Data engineering is where the majority of the development budget is spent—as much as 70% to 80% of engineering funds in some organizations. Learning is dependent on data—lots of data, and the right data. It’s like the old software engineering adage: garbage in, garbage out. The same is true for modeling: if bad data goes in, what the model learns is noise.
In addition to software engineers and data scientists, you really need a data engineering organization. These skilled engineers will handle data collection (e.g., billions of records), data extraction (e.g., SQL, Hadoop), data transformation, data storage and data serving. It’s the data that consumes the vast majority of your physical resources (persistent storage and compute). Typically due to the magnitude in scale, these are now handled using cloud services versus traditional on-prem methods.

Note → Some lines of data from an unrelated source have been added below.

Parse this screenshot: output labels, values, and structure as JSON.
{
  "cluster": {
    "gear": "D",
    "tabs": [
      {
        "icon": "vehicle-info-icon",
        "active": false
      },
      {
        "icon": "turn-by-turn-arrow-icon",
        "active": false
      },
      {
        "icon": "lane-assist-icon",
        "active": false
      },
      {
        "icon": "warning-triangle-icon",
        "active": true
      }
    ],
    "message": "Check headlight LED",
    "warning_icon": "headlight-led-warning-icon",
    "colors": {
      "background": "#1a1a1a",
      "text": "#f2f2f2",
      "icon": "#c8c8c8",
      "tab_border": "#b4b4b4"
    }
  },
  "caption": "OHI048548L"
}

Effective deployment and management of data cloud operations are handled by those skilled in data operations (DataOps). The data collection and serving are handled by those skilled in data warehousing (DBAs). The data extraction and transformation are handled by those skilled in data engineering (Data Engineers), and data analysis are handled by those skilled in statistical analysis and visualization (Data Analysts).

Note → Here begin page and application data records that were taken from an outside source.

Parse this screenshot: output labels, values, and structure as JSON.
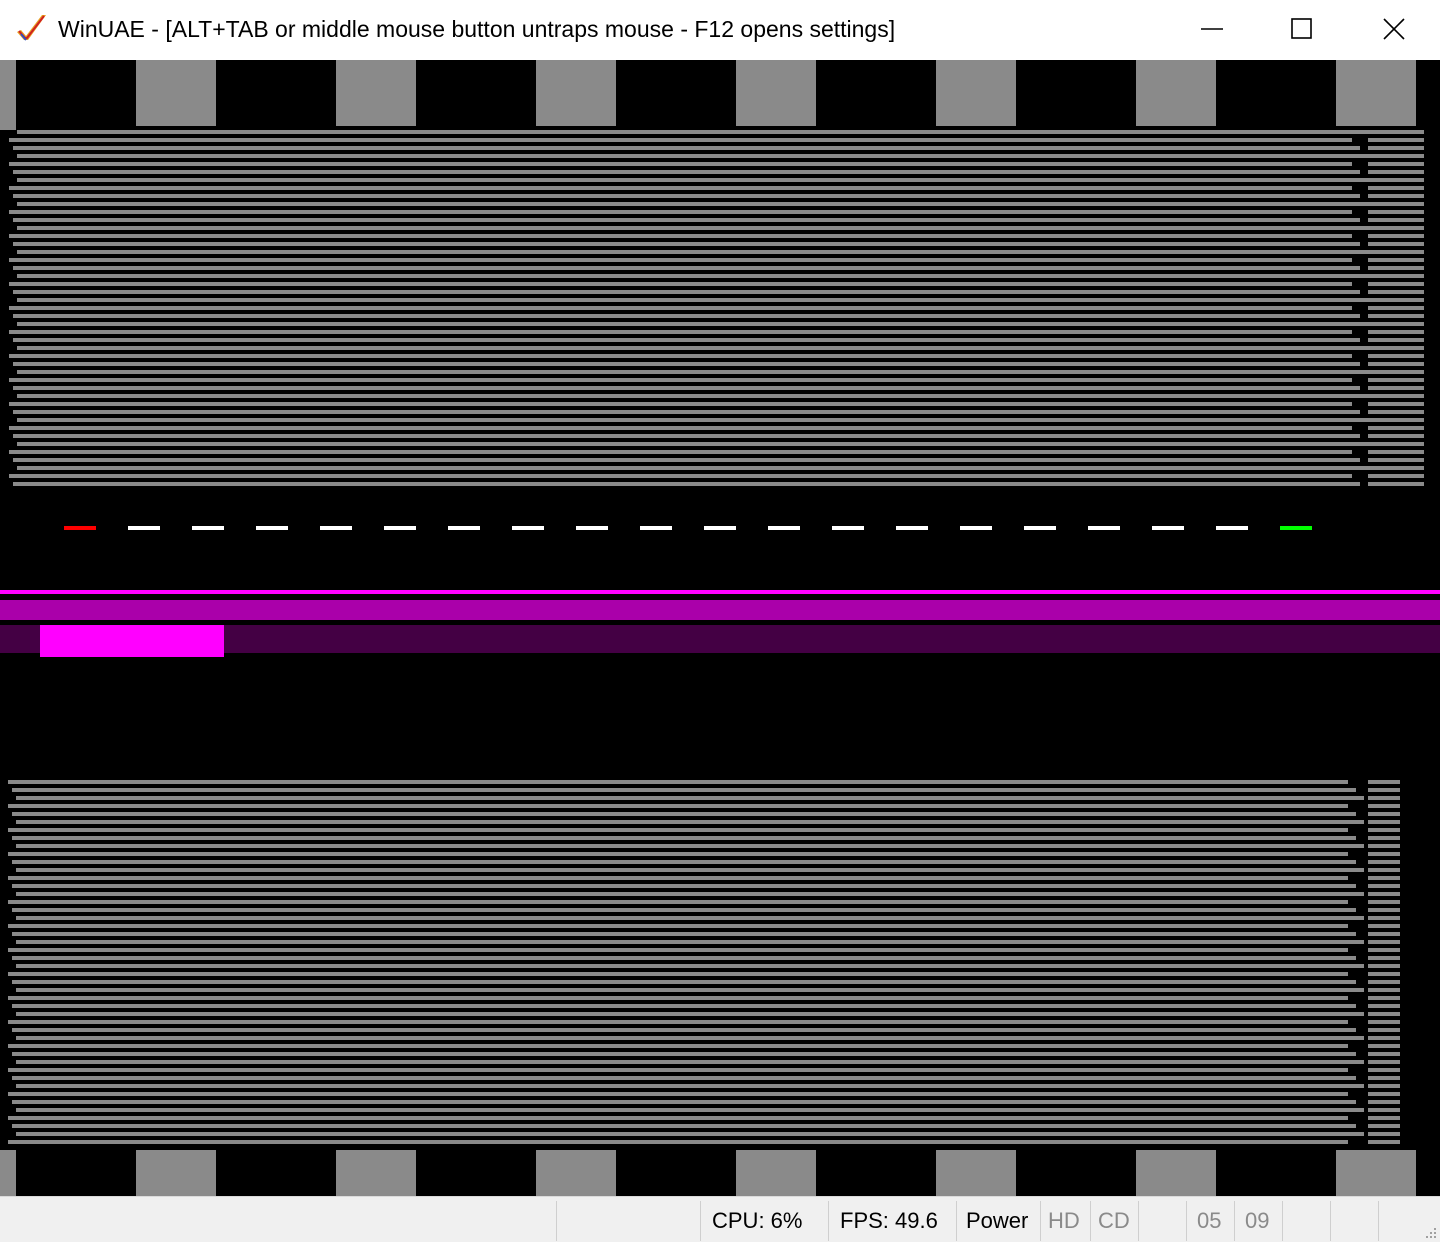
{
  "window": {
    "title": "WinUAE - [ALT+TAB or middle mouse button untraps mouse - F12 opens settings]",
    "app_icon": "winuae-checkmark-icon",
    "controls": {
      "minimize_icon": "minimize-icon",
      "maximize_icon": "maximize-icon",
      "close_icon": "close-icon"
    }
  },
  "display": {
    "background_color": "#000000",
    "stripe_color": "#8a8a8a",
    "copper_colors": [
      "#ff00ff",
      "#aa00aa",
      "#440044"
    ],
    "marker_colors": {
      "left": "#ff0000",
      "middle": "#ffffff",
      "right": "#00ff00"
    }
  },
  "statusbar": {
    "cpu": "CPU: 6%",
    "fps": "FPS: 49.6",
    "power": "Power",
    "hd": "HD",
    "cd": "CD",
    "drive0": "05",
    "drive1": "09",
    "resize_grip_icon": "resize-grip-icon"
  }
}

Modeling is integrated throughout the software development lifecycle. You don’t just train a model once and you’re done. The concept of one-shot training, while appealing in budget terms and simplification, is only effective in academic and single-task use cases.
Until fairly recently, modeling was the domain of data scientists. The initial ML frameworks (like Theano and Caffe) were designed for data scientists. ML frameworks are evolving and today are more in the realm of software engineers (like Keras and PyTorch). Data scientists play an important role in researching the classes of machine learning algorithms and their amalgamation, advising on business policy and direction, and moving into roles of leading data driven teams.
But as ML frameworks and AI as a Service (AIaaS) evolve, the majority of modeling will be performed by software engineers. The same goes for feature engineering, a task performed by today’s data engineers: with its similarities to conventional tasks related to data ontologies, namespaces, self-defining schemas, and contracts between interfaces, it too will move into the realm of software engineering. In addition, many organizations will move model building and training to cloud-based services used by software engineers and managed by data operations. Then, as AIaaS evolves further, modeling will transition to a combination of turnkey solutions accessible via cloud APIs, such as for Cloud Vision and Cloud Speech-to-Text, and customizing pre-trained algorithms using transfer learning tools such as AutoML.
Frameworks like Keras and PyTorch have already transitioned away symbol programming into imperative programming (the dominant form in software development), and incorporate object-oriented programming (OOP) principles such as inheritance, encapsulation, and polymorphism. One should anticipate that other ML frameworks will evolve to include object relational models (ORM), which we already use for databases, to data sources and inference (prediction). Common best practices will evolve and industry-wide design patterns will become defined and published, much like how Design Patterns by the Gang of Four influenced the evolution of OOP.
Like continuous integration and delivery, continuous learning will also move into build processes, and be managed by build and reliability engineers. Then, once your application is released, its usage and adaptation in the wild will provide new insights in the form of data, which will be fed back to the modeling process so the model can continue learning.
As you can see, adopting machine learning isn’t simply a question of learning to train a model, and you’re done. You need to think deeply about how those ML models will fit into your existing systems and processes, and grow your staff accordingly. I, and all the staff here at Google, wish you the best in your machine learning journey, as you upgrade your software development lifecycle to accommodate machine learning. To learn more about machine learning on Google Cloud here, visit our Cloud AI products page.